Other conversations involved how the mother of dragons Daenerys turned into a fire-breathing genocidal maniac almost overnight — an especially painful blindside when it’s been reported that in 2018 alone more than 600 people named their children after the character, either as Khaleesi (queen) or Daenerys. (We feel for them after the character’s moral flameout, but did they not take any warning from parents who’d named their kids Anakin?)
Other fans rightly took issue with the show’s decision to take one of the best, most fully fleshed out and awful villains ever, Cersei Lannister, and just drop a bunch of bricks on her head rather than let any of the dozens of characters with a legitimate beef face off with her. Or have her go face to face with the mother of dragons. Or have a dragon just, you know, eat her face.
What the heck, said fans as they railed against the show’s disappointing moments. The fans were, after watching 70 episodes (with just this last one left), justified to complain.
Moreover, they were right to say, “Here’s how I woulda done it.”
There are plenty more theories out there. Go on Twitter and look around, you’ll see. There are alternate endings, more satisfying acts of revenge and all manner of really fabulous stuff.

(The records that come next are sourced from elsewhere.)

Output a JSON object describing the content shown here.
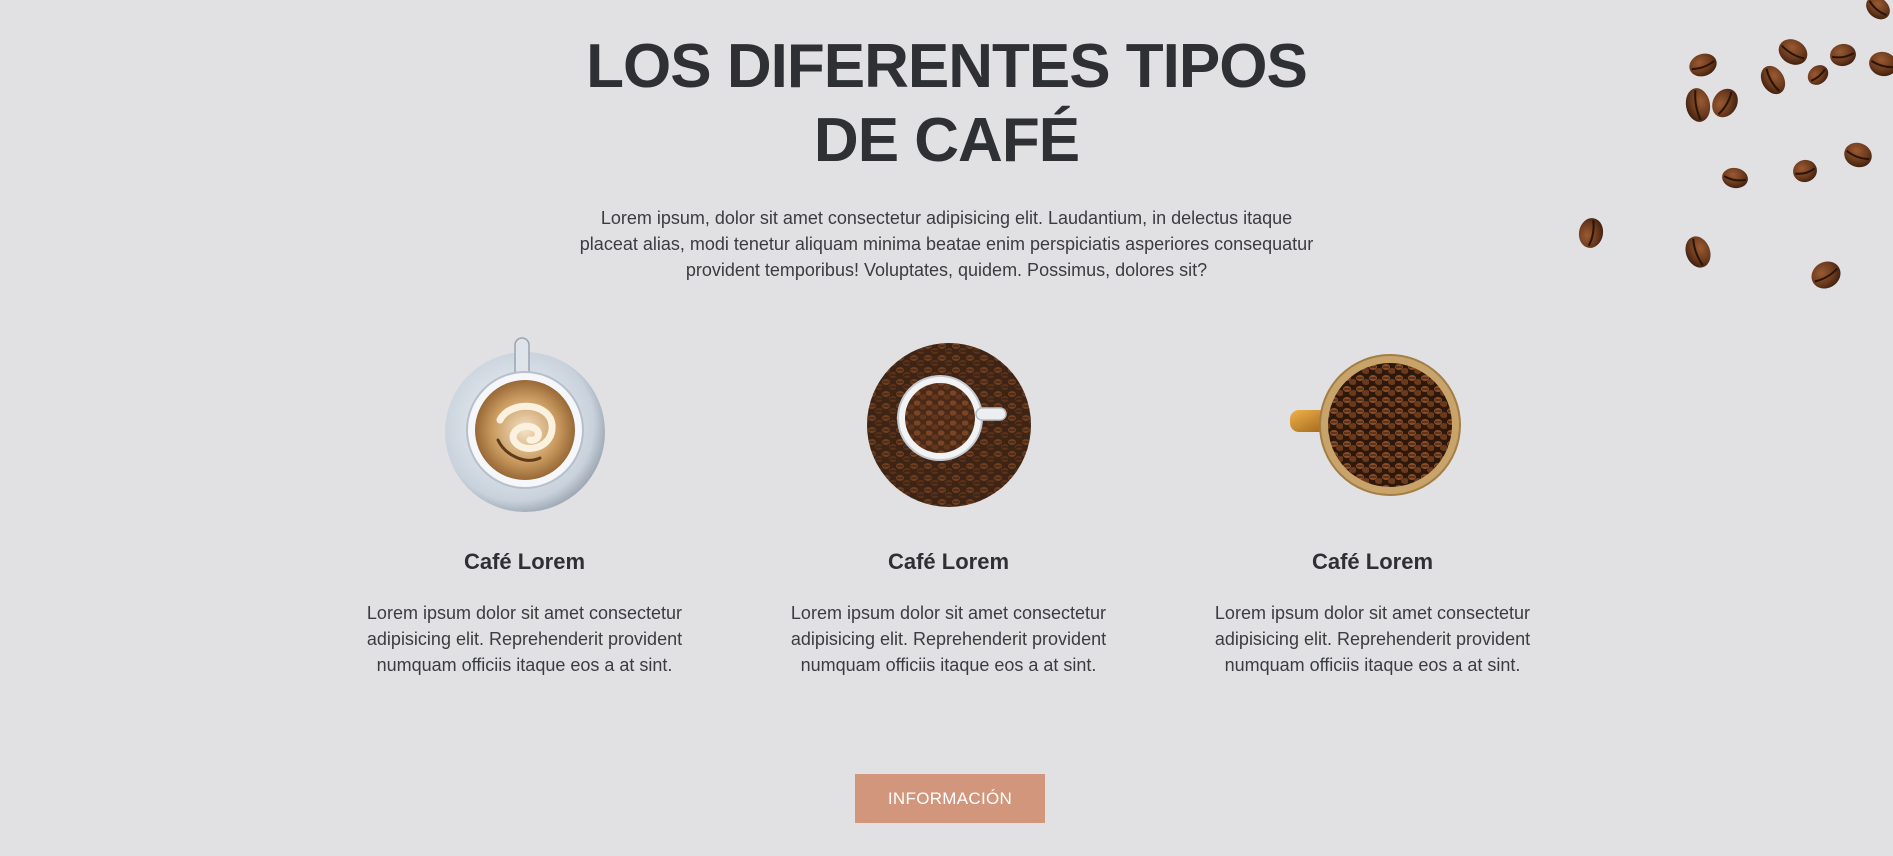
{
  "header": {
    "title": "LOS DIFERENTES TIPOS DE CAFÉ",
    "intro": "Lorem ipsum, dolor sit amet consectetur adipisicing elit. Laudantium, in delectus itaque placeat alias, modi tenetur aliquam minima beatae enim perspiciatis asperiores consequatur provident temporibus! Voluptates, quidem. Possimus, dolores sit?"
  },
  "cards": [
    {
      "title": "Café Lorem",
      "text": "Lorem ipsum dolor sit amet consectetur adipisicing elit. Reprehenderit provident numquam officiis itaque eos a at sint.",
      "image": "latte-art-cup"
    },
    {
      "title": "Café Lorem",
      "text": "Lorem ipsum dolor sit amet consectetur adipisicing elit. Reprehenderit provident numquam officiis itaque eos a at sint.",
      "image": "cup-in-coffee-beans"
    },
    {
      "title": "Café Lorem",
      "text": "Lorem ipsum dolor sit amet consectetur adipisicing elit. Reprehenderit provident numquam officiis itaque eos a at sint.",
      "image": "mug-full-of-beans"
    }
  ],
  "button": {
    "label": "INFORMACIÓN"
  },
  "colors": {
    "background": "#e1e1e4",
    "text": "#2f3033",
    "button": "#d1967b",
    "bean": "#6b3b1f"
  }
}
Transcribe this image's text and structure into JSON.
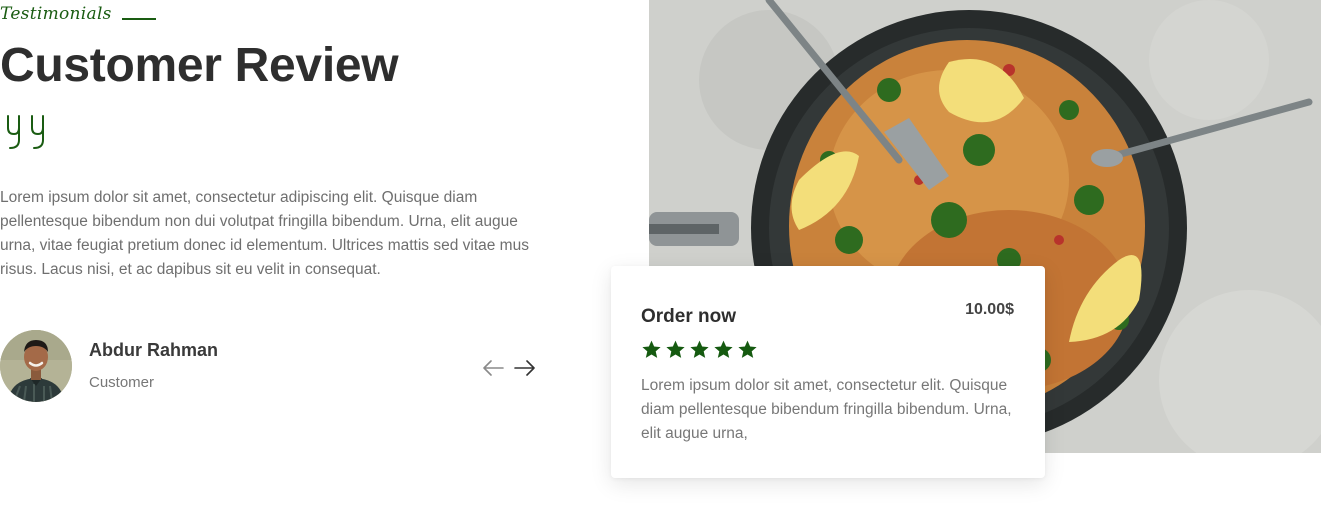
{
  "section": {
    "eyebrow": "Testimonials",
    "title": "Customer Review",
    "quote_icon": "double-quote-icon",
    "review_text": "Lorem ipsum dolor sit amet, consectetur adipiscing elit. Quisque diam pellentesque bibendum non dui volutpat fringilla bibendum. Urna, elit augue urna, vitae feugiat pretium donec id elementum. Ultrices mattis sed vitae mus risus. Lacus nisi, et ac dapibus sit eu velit in consequat."
  },
  "author": {
    "name": "Abdur Rahman",
    "role": "Customer"
  },
  "navigation": {
    "prev_icon": "arrow-left-icon",
    "next_icon": "arrow-right-icon"
  },
  "order_card": {
    "title": "Order now",
    "price": "10.00$",
    "rating": 5,
    "rating_max": 5,
    "description": "Lorem ipsum dolor sit amet, consectetur elit. Quisque diam pellentesque bibendum fringilla bibendum. Urna, elit augue urna,"
  },
  "colors": {
    "accent": "#1a5c12",
    "heading": "#2e2e2e",
    "body_text": "#6f6f6f"
  }
}
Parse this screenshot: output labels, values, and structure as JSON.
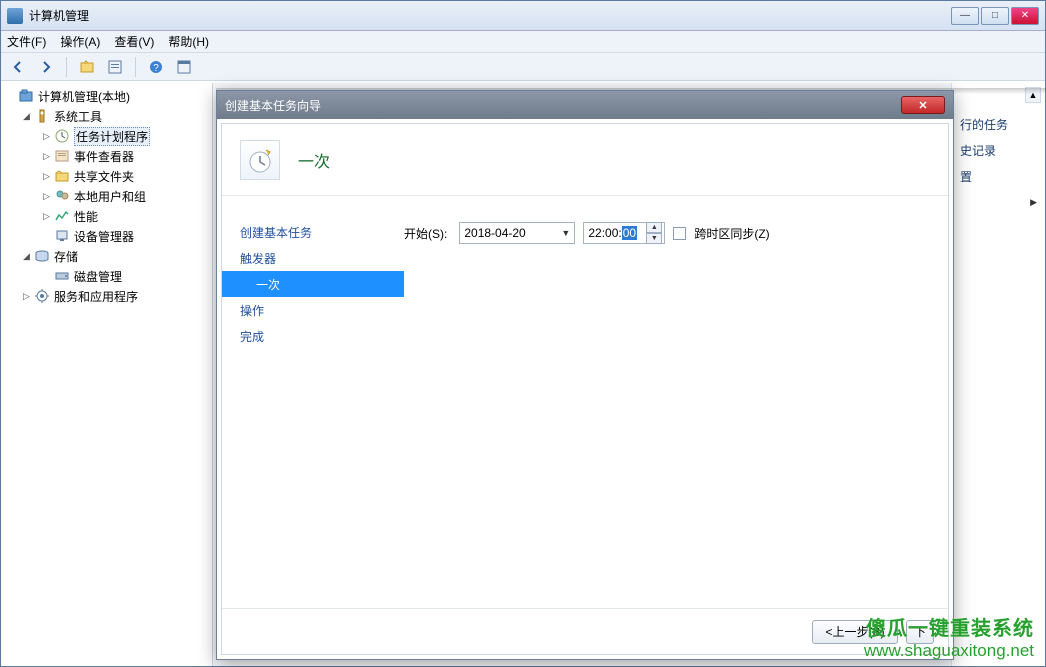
{
  "window": {
    "title": "计算机管理",
    "menus": {
      "file": "文件(F)",
      "action": "操作(A)",
      "view": "查看(V)",
      "help": "帮助(H)"
    }
  },
  "tree": {
    "root": "计算机管理(本地)",
    "systools": "系统工具",
    "tasksched": "任务计划程序",
    "eventviewer": "事件查看器",
    "shared": "共享文件夹",
    "users": "本地用户和组",
    "perf": "性能",
    "devmgr": "设备管理器",
    "storage": "存储",
    "diskmgmt": "磁盘管理",
    "services": "服务和应用程序"
  },
  "actions_panel": {
    "running_tasks": "行的任务",
    "history": "史记录",
    "settings": "置"
  },
  "dialog": {
    "title": "创建基本任务向导",
    "header_title": "一次",
    "nav": {
      "create": "创建基本任务",
      "trigger": "触发器",
      "once": "一次",
      "action": "操作",
      "finish": "完成"
    },
    "page": {
      "start_label": "开始(S):",
      "date_value": "2018-04-20",
      "time_hhmm": "22:00:",
      "time_ss": "00",
      "sync_label": "跨时区同步(Z)"
    },
    "footer": {
      "back": "<上一步(B)",
      "next_partial": "下"
    }
  },
  "watermark": {
    "line1": "傻瓜一键重装系统",
    "line2": "www.shaguaxitong.net"
  }
}
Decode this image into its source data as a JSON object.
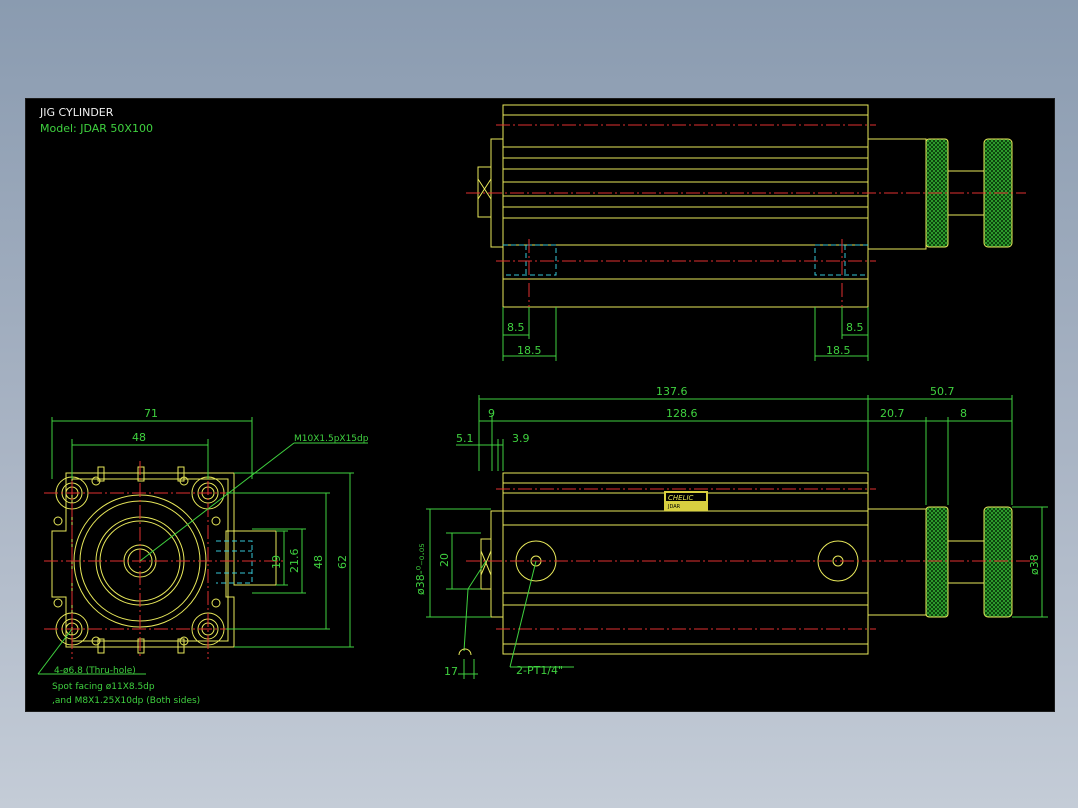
{
  "title_block": {
    "title": "JIG CYLINDER",
    "model": "Model:  JDAR  50X100"
  },
  "dimensions": {
    "top_view": [
      "8.5",
      "18.5",
      "8.5",
      "18.5"
    ],
    "front_view": {
      "overall_length": "137.6",
      "rod_extension": "50.7",
      "head_offset": "9",
      "body_length": "128.6",
      "rod_nut": "20.7",
      "nut_width": "8",
      "left_a": "5.1",
      "left_b": "3.9",
      "port_height": "20",
      "bore_dia": "ø38-⁰₋₀.₀₅",
      "rod_dia": "ø38",
      "bottom_gap": "17",
      "port_label": "2-PT1/4\""
    },
    "end_view": {
      "width": "71",
      "pitch": "48",
      "thread": "M10X1.5pX15dp",
      "h19": "19",
      "h21": "21.6",
      "h48": "48",
      "h62": "62"
    }
  },
  "notes": {
    "hole": "4-ø6.8 (Thru-hole)",
    "spot": "Spot facing  ø11X8.5dp",
    "tap": ",and M8X1.25X10dp (Both sides)"
  },
  "label_plate": {
    "brand": "CHELIC",
    "line2": "JDAR"
  },
  "colors": {
    "background": "#000000",
    "outline": "#e8e85a",
    "dimension": "#3fd13f",
    "centerline": "#e03030",
    "hidden": "#36c6d6"
  }
}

That’s what I’ll miss. In a time when our politics are divided and our sense of community has been battered by our addiction to our smartphones, “Game of Thrones” is one of the rare shows we all watch together on the same night, and it’s one of the rare times where we all gather on social media to hash out the ins and outs of each episode. It’s something we all feel like we have a stake in (even the haters, who get to announce how much they loathe the show as often as they like).
Soon, though, all that will be going away.
Or will it?
George R.R. Martin has several more books left to deliver, so there’s that, even if we won’t all be reading them together at the same time (or at all, to be honest). There will also be the other Martin-inspired HBO series that are in production. Will they be as good? Who knows, they may be even better. Or not.
But here’s the important question: Will they spark weekly frenzies of anguished theorizing and super-picky critiques, which, as negative as they can sound, are really the work of people who are passionate and dedicated fans?
Oh my Khaleesi, I hope so.